DATA SUPPLIED:

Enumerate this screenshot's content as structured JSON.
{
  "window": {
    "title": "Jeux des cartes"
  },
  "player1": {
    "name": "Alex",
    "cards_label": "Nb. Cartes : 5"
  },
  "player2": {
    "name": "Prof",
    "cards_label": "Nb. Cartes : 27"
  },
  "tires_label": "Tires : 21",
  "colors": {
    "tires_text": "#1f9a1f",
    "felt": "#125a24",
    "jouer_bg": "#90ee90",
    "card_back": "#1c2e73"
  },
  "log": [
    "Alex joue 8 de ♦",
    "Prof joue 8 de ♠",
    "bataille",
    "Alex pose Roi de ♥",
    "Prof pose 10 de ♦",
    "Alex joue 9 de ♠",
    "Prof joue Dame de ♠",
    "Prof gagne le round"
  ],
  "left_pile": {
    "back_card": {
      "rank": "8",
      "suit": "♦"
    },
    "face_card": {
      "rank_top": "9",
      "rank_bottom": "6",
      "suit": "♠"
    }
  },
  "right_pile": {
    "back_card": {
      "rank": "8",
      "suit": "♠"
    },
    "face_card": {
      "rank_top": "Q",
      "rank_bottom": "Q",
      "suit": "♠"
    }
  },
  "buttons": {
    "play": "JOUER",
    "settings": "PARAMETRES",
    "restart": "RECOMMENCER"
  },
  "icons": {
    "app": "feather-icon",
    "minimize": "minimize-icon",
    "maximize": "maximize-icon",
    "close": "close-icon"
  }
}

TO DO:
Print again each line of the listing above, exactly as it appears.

OUTPUT FOR THIS TASK:
Enumerate this screenshot's content as structured JSON.
{
  "window": {
    "title": "Jeux des cartes"
  },
  "player1": {
    "name": "Alex",
    "cards_label": "Nb. Cartes : 5"
  },
  "player2": {
    "name": "Prof",
    "cards_label": "Nb. Cartes : 27"
  },
  "tires_label": "Tires : 21",
  "colors": {
    "tires_text": "#1f9a1f",
    "felt": "#125a24",
    "jouer_bg": "#90ee90",
    "card_back": "#1c2e73"
  },
  "log": [
    "Alex joue 8 de ♦",
    "Prof joue 8 de ♠",
    "bataille",
    "Alex pose Roi de ♥",
    "Prof pose 10 de ♦",
    "Alex joue 9 de ♠",
    "Prof joue Dame de ♠",
    "Prof gagne le round"
  ],
  "left_pile": {
    "back_card": {
      "rank": "8",
      "suit": "♦"
    },
    "face_card": {
      "rank_top": "9",
      "rank_bottom": "6",
      "suit": "♠"
    }
  },
  "right_pile": {
    "back_card": {
      "rank": "8",
      "suit": "♠"
    },
    "face_card": {
      "rank_top": "Q",
      "rank_bottom": "Q",
      "suit": "♠"
    }
  },
  "buttons": {
    "play": "JOUER",
    "settings": "PARAMETRES",
    "restart": "RECOMMENCER"
  },
  "icons": {
    "app": "feather-icon",
    "minimize": "minimize-icon",
    "maximize": "maximize-icon",
    "close": "close-icon"
  }
}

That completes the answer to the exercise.